UM-Flint’s Alternative Spring Break Program Continues to Expand

The University of Michigan-Flint’s Alternative Spring Break (ASB) program enables students to learn about issues such as homelessness, poverty, hunger, violence, environmental issues, and complex social and cultural issues. Students listen to and understand community needs and continue a commitment to community service and social change. 2012 was the most successful year since the program began in terms of numbers of participants, sites, volunteer hours, etc. This year, instead of travelling to other areas to volunteer, the ASB board decided to stay back and serve with the Flint community. The focus areas included: education, homelessness and hunger, urban gardening, urban renewal, veterans, and underprivileged children.

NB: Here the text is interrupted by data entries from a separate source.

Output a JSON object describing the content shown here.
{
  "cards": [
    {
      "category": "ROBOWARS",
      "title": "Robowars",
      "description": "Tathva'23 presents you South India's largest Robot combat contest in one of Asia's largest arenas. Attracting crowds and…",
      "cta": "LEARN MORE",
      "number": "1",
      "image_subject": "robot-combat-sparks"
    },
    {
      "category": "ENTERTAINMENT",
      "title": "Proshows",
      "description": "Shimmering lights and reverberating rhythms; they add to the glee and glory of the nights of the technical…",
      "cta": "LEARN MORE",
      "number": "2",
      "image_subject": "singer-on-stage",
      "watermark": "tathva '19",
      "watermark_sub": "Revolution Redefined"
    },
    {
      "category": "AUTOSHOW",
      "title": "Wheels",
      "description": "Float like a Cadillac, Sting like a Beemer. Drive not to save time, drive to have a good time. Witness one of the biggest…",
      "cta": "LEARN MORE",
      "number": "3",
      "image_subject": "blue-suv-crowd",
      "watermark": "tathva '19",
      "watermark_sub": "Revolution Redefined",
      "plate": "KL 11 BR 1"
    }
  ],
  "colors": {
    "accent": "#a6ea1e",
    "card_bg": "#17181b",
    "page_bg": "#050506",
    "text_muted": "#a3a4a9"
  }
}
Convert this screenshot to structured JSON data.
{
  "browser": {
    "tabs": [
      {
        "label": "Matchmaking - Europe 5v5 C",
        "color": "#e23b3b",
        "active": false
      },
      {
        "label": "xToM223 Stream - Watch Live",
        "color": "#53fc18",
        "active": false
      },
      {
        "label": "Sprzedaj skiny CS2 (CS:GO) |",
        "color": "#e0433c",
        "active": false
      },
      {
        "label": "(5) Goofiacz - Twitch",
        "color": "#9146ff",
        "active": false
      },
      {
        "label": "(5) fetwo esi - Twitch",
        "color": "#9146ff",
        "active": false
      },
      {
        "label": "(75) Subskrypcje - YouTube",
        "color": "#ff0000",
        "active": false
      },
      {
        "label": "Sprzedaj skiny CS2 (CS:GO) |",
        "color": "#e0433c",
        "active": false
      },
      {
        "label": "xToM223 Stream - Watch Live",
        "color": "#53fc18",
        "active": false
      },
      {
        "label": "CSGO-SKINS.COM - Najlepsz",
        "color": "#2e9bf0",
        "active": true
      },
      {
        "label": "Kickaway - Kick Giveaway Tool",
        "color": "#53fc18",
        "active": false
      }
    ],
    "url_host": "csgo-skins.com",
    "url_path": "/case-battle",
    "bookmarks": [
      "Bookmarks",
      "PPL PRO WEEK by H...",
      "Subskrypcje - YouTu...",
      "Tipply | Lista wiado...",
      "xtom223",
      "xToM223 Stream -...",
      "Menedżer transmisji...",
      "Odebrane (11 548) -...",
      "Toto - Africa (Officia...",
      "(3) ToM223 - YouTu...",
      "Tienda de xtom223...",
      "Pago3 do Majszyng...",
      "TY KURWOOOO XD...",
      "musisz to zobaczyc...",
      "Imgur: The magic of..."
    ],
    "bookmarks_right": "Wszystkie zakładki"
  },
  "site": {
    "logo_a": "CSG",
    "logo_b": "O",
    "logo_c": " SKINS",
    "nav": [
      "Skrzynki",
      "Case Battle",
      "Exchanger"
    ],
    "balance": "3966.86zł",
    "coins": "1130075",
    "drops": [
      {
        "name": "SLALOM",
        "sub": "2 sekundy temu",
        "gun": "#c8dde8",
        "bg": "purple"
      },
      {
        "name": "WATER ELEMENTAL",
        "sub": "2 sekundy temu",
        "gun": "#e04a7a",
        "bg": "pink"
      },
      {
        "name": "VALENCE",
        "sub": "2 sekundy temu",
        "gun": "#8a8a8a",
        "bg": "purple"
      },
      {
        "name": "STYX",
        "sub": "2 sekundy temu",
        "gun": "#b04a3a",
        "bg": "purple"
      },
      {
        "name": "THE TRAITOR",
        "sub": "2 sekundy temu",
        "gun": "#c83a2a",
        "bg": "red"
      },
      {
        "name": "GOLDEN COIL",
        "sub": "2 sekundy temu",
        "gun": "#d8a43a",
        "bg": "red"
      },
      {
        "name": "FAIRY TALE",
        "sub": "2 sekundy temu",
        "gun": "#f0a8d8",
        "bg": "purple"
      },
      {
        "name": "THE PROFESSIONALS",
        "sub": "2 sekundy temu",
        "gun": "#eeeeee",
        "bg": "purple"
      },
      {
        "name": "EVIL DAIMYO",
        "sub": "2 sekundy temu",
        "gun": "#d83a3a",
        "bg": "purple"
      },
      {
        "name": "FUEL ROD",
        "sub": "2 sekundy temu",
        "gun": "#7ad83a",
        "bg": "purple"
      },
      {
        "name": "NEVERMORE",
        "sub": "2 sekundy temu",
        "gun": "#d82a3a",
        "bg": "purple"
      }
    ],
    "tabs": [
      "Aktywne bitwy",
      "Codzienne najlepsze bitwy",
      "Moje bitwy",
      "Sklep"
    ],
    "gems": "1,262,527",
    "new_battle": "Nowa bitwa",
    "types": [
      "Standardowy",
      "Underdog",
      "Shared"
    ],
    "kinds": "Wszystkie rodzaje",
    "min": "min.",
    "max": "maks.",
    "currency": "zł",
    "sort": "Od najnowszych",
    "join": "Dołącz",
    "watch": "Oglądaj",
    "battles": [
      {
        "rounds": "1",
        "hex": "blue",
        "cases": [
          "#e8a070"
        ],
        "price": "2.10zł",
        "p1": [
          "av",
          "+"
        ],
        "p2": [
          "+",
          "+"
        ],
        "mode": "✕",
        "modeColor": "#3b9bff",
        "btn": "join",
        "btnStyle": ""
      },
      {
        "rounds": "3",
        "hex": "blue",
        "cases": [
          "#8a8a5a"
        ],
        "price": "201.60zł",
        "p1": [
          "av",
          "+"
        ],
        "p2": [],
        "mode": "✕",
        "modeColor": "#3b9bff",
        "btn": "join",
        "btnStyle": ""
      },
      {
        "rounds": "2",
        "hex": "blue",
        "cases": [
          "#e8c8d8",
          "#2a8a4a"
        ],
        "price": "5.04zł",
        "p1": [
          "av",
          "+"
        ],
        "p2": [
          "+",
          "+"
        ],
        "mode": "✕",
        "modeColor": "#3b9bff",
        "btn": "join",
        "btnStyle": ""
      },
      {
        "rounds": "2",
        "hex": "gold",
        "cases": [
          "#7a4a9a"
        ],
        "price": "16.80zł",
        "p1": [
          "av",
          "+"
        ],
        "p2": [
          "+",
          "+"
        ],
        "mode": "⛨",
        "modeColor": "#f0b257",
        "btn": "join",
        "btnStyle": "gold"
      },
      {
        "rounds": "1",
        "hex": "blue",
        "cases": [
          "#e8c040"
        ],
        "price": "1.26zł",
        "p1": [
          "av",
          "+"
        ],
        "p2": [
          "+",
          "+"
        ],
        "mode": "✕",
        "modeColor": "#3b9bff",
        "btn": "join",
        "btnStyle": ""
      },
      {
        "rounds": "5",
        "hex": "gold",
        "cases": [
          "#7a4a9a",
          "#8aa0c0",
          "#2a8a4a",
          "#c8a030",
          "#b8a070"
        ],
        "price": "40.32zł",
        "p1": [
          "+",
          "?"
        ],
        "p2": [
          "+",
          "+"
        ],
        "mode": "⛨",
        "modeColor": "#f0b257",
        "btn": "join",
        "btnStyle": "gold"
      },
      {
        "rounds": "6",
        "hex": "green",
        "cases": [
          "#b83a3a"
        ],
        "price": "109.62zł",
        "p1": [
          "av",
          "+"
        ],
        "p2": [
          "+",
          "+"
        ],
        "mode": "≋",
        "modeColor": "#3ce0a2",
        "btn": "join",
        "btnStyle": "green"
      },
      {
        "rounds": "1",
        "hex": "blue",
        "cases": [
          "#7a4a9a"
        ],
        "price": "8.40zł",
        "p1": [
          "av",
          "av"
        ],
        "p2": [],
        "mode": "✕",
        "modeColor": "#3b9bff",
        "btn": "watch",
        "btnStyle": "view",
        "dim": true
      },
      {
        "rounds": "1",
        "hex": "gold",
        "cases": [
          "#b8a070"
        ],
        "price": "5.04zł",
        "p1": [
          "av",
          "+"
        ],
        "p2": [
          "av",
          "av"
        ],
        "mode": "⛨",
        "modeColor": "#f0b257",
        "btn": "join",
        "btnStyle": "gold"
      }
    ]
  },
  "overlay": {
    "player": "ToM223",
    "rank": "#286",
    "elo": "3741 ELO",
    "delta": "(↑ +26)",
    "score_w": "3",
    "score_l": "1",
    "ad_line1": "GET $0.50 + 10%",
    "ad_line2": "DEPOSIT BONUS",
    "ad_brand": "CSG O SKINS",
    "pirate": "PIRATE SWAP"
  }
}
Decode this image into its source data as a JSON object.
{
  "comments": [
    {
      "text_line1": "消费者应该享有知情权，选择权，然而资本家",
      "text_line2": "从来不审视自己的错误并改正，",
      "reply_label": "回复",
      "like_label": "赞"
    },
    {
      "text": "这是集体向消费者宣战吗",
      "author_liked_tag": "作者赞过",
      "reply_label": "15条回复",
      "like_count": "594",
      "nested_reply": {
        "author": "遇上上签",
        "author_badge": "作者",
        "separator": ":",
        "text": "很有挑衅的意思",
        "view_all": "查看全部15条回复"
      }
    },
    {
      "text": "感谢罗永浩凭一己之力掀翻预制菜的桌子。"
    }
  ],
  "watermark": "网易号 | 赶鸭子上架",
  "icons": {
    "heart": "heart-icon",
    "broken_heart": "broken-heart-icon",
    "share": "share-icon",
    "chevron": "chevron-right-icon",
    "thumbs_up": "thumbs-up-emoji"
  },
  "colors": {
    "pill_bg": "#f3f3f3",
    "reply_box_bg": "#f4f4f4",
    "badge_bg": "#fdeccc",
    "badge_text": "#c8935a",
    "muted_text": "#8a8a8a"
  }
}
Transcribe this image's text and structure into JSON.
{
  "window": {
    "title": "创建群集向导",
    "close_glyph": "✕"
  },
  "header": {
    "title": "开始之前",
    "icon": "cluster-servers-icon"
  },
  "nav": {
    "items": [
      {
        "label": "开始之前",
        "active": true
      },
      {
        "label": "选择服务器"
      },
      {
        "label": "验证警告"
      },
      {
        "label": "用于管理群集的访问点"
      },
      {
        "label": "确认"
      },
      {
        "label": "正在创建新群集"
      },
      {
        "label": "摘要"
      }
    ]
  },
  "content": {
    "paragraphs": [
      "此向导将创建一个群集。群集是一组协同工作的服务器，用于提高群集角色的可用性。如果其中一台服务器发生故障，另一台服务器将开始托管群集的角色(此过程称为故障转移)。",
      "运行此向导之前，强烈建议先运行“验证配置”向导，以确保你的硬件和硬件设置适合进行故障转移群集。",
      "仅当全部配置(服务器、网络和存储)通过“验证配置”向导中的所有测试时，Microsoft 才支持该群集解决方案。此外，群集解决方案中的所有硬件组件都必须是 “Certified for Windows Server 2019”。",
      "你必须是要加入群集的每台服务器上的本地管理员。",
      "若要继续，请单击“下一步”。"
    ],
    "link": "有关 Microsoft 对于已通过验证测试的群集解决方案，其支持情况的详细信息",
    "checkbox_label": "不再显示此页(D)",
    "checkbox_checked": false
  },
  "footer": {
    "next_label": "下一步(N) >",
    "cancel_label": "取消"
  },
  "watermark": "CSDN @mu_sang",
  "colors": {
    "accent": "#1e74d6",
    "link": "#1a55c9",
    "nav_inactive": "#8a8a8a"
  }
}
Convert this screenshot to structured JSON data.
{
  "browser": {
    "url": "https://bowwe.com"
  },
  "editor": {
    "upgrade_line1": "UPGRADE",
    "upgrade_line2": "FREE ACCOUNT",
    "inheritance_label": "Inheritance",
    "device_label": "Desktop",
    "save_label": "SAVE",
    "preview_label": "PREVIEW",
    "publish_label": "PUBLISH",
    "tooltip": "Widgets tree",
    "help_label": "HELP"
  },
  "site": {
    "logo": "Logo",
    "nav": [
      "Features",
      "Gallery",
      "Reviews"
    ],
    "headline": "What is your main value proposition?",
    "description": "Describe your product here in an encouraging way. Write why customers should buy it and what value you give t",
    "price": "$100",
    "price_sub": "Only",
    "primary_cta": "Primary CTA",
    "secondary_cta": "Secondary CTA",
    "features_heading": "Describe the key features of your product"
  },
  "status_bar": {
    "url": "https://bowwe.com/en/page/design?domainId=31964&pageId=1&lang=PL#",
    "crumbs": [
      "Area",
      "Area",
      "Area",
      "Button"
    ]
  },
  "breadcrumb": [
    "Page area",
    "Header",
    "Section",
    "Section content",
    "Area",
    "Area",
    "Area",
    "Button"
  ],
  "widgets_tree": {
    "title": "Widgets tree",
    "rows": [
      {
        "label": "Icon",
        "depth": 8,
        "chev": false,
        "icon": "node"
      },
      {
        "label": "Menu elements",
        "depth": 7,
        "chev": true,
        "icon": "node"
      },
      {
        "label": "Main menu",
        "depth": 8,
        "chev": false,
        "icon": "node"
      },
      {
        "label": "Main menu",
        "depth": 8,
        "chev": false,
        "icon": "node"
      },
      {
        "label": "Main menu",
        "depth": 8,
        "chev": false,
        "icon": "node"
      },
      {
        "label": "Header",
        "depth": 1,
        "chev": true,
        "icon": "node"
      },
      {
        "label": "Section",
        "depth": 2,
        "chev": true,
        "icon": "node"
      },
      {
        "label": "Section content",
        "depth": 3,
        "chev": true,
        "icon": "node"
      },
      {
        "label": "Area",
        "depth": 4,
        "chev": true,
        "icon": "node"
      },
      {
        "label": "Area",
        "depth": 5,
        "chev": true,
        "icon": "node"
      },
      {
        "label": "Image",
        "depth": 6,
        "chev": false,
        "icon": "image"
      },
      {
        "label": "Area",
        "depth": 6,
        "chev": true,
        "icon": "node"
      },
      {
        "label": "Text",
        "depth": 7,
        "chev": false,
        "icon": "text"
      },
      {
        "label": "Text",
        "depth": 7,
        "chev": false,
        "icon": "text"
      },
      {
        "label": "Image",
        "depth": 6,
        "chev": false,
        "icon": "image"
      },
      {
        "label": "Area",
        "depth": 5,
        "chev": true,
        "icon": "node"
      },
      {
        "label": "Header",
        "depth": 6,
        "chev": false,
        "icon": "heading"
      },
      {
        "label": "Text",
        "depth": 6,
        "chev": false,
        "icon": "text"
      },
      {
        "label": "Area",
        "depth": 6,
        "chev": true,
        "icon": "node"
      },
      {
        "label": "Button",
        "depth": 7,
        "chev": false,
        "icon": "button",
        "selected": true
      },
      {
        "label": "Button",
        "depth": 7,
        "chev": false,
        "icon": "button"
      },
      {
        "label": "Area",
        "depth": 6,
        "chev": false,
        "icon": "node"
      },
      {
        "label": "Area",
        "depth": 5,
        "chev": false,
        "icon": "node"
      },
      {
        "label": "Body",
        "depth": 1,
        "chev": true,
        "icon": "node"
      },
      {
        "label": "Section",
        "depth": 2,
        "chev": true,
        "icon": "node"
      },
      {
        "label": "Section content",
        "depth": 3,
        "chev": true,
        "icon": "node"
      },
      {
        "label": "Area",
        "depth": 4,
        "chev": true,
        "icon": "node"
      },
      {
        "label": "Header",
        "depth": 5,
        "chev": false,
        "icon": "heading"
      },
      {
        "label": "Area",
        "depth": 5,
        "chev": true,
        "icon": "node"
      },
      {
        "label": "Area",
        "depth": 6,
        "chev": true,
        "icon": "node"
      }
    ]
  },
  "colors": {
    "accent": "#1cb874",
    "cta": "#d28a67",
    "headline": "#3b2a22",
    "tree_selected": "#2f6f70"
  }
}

At the sites this year, the participants impacted the community in various ways. Regardless if it was reading to elementary students in an inner city school, helping renovate a home for homeless veterans, or working in urban gardens, the participants made an enormous impact. Through the different sites, the participants were able to see different parts of the Flint community that needed help and many of them decided to continue their volunteer efforts after the week was over.


This year, our students donated their time at Alternative Veterans Solutions, Boys & Girls Club of Greater Flint, Carriage Town Ministries, Durant Tuuri Mott Elementary School, Flint River Farm, Food Bank of Eastern Michigan, Genesee County Habitat for Humanity, Salem Housing and Whaley Children’s Center. We had 69 individual students volunteer throughout the week of spring break, for a total of 211 service days. At 5 hours per day, the students donated approximately 1,055 hours throughout the week. According to the Independent Sector, these hours can be billed at $21.79 per hour for $22,988.45 worth of service. The University of Michigan-Flint students once again made colossal impact on the Flint community and beyond!

The one site that stuck out this year was the Alternative Veterans Solutions. The “Alternative Veterans Solutions was founded in 2010 on the belief that all veterans deserve to be honored and supported upon their return home from active duty. Our focus is to assist homeless veterans and those at-risk of becoming homeless by providing basic amenities and helping to connect those individuals with the training, education, counseling and rehabilitative services that they need. Alternative Veterans Solutions partners with federal, state and local agencies to offer a full range of services to area veterans. Together, we are working to break the cycle of homelessness while eliminating the barriers that veterans face in re-adjusting to civilian life.” For more information, please click on the following link: Alternative Veterans Solutions

Tredel Kennedy and Tina Harris are from the Flint area have devoted their lives to Alternative Veterans Solutions. They purchased a house on the Northwest side of Flint, and are currently re-modeling this house for homeless veterans. They have come to a standstill due to funding which is delaying the house from opening. The house is a 5 level house that can house up to 7 homeless veterans at a time. This project will help veterans get back on their feet, by offering them a stable place to live up to 18 months to get the ball rolling for them. Services will include building resumes, offering them school alternatives, finding jobs and offering them benefits that they might not concentrate on because of not having a home to live in.

We were able to work with Tredel and Tina to make their dream come true! Brandon Boone (ASB student and a student veteran here at the University of Michigan-Flint) made this project his personal mission to make this program work. Brandon and Bradley (Brandon’s brother) went to Michigan Works/Career Alliance work force development on day two of ASB and they spoke on a panel and stressed the issue of the transitional process for veterans coming home from active duty. This issue was seriously considered and they are working to acquiring 2,000 square feet of space from the Habitat of Humanity for a veterans center. They eventually hope to open a Veterans center open to the veterans and their families. The Student Veterans of America-Flint Chapter (SVA) is helping finish the project in hopes of meeting their deadline of opening in June. SVA will be conducting a house warming party, where community members can bring house items to the home from furniture, cloths and dishes. Also, they will be holding a spring clean-up, where Greek society members will be partnering with SVA in the landscaping of the house before the house opens to the 7 homeless veterans.